Since early March this year, a flock of about 300 red-headed cranes have been seen in fields in Hoa Dien Commune, Kien Luong District, Kien Giang Province.


At present, local authorities and agencies are observing these crane’s activities to understand more about them and find ways to attract and protect them.


Source: NLD and LD


Translated by Duy Minh


Source: QDND

A rush of holiday makers return to cities

In Uncategorized on May 5, 2010 at 8:35 am

Holiday makers had to make a lot of exertion to reach tourist spots or return home and again had to face miserableness  to come back to the city. 

The Liberation Day and May Day fell on the weekend hence government workers and laborers had at least three days off for vacation.


Most of transport companies operated a huge additional bus trips but still could not meet demand.
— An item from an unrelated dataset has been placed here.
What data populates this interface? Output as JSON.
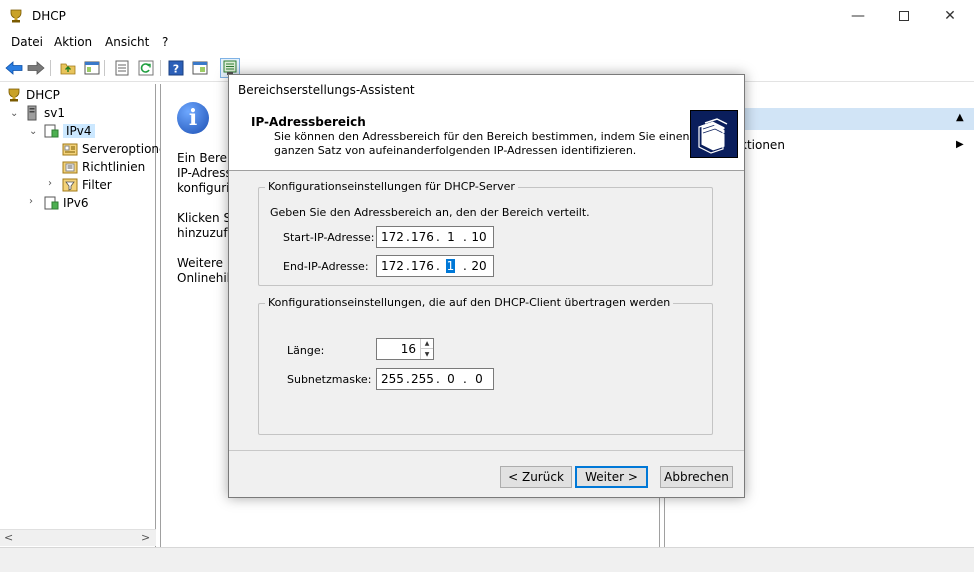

After bringing passengers to the city, the buses hurriedly left for picking up travelers in provinces.


Buses from Mekong Delta provinces of Long An, Tien Giang, Dong Thap and the southern province of Ba Ria – Vung Tau, the south-central coast province of Binh Thuan and more were overloaded with people.


The increase of buses to help holiday makers come back to the city resulted in traffic congestion on the National Highway 1A which is the major route from neighboring provinces to the city.


The similar situation also occurred in Hanoi.


Traffic was blocked at bus stations like My Dinh, Nuoc Ngam because a massive number of people crowded on the streets to catch buses, taxi and taxi-motorcycles.


The bus fare has remarkably increased by 50-100 percent for routes from provinces Tuyen Quang, Thanh Hoa, Nghe An and others to the capital.


Buses of transport private enterprises stopped on the way to illegally pick up too many passengers and speeded along the roads dangerously, several passengers complained.


 


Source: SGGP